(Beginning of Information)
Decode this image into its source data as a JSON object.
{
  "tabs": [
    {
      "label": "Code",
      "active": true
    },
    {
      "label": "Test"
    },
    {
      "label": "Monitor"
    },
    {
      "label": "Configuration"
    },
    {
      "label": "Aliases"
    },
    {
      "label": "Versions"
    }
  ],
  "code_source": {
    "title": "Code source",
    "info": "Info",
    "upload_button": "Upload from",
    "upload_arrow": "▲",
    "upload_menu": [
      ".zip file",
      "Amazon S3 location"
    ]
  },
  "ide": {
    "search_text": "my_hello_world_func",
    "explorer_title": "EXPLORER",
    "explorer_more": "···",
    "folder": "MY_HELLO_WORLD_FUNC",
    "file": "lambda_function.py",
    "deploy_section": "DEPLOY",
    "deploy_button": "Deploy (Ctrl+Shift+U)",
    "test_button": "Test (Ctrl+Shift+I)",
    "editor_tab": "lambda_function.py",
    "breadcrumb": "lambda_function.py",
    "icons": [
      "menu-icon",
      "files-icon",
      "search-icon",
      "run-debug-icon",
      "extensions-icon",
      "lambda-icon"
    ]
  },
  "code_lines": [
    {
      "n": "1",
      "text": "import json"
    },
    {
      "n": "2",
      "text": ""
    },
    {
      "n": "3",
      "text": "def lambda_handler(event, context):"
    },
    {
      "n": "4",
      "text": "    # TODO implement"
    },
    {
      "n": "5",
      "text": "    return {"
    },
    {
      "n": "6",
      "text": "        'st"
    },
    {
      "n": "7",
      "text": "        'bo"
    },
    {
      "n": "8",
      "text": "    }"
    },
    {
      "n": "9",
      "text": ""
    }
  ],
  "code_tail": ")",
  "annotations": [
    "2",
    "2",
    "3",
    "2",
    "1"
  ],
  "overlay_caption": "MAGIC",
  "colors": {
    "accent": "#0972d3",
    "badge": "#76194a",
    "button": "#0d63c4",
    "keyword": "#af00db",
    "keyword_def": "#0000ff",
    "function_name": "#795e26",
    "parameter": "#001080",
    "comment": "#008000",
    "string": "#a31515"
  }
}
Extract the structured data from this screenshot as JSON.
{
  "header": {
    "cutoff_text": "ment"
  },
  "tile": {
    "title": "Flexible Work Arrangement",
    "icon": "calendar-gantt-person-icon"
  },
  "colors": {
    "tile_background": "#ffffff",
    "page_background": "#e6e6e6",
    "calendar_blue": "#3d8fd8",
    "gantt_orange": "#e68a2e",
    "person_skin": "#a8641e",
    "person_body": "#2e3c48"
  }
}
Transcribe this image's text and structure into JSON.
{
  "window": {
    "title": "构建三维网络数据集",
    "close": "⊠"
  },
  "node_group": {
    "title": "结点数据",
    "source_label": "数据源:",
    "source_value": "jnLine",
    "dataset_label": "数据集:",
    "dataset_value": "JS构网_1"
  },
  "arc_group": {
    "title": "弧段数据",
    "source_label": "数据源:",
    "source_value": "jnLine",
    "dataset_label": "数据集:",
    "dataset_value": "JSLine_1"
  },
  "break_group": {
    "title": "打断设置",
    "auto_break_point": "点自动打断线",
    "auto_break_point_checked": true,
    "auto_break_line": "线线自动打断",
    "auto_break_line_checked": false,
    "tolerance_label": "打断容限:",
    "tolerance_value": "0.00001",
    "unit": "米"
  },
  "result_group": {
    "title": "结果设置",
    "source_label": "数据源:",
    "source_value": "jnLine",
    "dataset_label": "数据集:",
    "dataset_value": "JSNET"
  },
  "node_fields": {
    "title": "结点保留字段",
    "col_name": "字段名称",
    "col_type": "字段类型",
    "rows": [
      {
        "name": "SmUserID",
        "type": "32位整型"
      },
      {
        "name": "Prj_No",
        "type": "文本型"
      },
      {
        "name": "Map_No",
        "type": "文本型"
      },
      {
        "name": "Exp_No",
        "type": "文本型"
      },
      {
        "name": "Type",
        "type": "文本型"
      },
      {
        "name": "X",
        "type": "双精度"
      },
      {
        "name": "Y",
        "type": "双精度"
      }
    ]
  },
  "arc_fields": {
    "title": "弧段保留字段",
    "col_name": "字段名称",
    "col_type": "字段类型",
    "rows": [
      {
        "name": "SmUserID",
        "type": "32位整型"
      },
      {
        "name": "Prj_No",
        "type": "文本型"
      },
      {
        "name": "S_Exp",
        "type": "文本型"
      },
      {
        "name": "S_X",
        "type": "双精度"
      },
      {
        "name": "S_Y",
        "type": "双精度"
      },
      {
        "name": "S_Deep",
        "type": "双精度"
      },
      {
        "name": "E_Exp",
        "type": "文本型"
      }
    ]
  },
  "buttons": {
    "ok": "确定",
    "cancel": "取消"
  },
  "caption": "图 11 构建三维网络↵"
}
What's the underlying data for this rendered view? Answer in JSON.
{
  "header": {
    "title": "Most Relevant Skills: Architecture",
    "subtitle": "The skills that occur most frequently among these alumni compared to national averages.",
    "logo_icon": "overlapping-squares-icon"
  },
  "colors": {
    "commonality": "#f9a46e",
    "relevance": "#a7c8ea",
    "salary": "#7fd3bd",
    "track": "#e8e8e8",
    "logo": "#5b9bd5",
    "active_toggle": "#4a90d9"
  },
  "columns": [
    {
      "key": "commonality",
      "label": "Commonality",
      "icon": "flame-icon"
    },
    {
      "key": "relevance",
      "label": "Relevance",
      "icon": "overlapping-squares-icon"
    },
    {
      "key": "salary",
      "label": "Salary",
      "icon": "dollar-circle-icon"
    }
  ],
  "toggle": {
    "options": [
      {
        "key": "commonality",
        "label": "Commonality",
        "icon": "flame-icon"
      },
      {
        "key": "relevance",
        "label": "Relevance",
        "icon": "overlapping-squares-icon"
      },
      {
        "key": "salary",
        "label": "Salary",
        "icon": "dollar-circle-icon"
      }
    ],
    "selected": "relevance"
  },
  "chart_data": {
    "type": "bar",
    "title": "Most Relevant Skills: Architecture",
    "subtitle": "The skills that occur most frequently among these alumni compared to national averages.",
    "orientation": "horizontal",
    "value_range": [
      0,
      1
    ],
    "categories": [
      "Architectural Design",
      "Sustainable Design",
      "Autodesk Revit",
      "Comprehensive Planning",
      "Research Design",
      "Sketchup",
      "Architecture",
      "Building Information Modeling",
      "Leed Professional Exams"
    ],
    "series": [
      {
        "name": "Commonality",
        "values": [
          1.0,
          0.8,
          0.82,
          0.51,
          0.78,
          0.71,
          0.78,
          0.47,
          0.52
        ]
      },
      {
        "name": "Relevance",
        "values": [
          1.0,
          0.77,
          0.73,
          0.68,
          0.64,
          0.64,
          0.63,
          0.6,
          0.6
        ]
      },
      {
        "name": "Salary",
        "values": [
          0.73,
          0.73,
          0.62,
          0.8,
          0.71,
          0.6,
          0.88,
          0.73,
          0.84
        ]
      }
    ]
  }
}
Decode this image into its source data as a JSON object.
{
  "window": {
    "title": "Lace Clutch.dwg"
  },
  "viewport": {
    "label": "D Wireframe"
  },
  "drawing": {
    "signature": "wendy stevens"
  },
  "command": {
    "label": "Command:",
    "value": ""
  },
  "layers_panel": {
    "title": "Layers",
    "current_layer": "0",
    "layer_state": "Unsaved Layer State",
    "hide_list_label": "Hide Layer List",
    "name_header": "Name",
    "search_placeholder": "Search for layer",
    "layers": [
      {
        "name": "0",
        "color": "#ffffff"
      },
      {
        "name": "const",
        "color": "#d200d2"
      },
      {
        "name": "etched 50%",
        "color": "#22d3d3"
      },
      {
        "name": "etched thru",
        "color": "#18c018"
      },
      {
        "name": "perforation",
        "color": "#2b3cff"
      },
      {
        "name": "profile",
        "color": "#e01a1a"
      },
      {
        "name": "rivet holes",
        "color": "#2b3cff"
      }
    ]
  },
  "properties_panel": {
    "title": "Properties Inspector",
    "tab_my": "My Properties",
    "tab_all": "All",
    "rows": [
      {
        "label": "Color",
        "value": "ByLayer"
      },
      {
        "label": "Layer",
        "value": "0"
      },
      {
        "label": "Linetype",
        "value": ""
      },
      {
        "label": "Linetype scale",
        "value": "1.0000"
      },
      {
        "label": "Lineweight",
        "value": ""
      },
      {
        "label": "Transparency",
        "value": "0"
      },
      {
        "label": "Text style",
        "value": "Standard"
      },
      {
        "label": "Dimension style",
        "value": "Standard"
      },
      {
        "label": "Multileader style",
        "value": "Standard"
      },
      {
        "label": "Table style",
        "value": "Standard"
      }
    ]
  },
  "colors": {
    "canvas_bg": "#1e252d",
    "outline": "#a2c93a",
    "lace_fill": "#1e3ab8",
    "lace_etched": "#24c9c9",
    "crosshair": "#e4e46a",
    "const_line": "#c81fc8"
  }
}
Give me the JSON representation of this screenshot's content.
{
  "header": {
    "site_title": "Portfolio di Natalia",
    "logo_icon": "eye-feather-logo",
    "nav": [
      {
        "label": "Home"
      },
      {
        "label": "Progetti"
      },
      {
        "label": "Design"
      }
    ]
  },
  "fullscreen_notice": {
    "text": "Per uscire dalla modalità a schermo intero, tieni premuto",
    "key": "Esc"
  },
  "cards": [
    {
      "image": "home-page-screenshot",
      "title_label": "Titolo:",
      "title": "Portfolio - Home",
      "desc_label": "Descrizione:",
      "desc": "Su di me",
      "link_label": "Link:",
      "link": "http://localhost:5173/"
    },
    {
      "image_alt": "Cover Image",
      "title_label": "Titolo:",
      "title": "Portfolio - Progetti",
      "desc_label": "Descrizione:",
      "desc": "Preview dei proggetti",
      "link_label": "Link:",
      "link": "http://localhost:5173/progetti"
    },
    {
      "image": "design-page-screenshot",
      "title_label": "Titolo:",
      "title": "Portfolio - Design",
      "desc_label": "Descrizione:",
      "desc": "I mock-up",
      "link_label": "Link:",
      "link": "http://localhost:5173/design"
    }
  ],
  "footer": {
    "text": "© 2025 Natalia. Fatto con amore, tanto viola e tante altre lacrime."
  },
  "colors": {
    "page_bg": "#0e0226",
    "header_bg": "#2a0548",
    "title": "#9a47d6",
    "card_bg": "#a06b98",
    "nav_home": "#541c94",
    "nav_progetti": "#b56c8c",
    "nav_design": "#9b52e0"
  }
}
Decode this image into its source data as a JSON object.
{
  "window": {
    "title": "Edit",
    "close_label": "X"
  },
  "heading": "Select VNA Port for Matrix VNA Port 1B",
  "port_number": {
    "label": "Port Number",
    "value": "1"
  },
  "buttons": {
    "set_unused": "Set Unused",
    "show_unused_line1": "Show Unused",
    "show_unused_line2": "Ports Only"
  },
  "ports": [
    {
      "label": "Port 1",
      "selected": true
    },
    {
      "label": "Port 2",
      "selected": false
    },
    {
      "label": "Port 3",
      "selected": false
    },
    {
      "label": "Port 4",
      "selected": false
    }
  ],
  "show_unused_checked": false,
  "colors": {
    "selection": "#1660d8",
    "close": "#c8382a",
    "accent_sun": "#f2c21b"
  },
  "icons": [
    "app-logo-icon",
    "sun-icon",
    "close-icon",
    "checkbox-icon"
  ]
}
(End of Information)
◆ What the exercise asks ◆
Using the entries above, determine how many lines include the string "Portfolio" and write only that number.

◆ Answer to the exercise ◆
4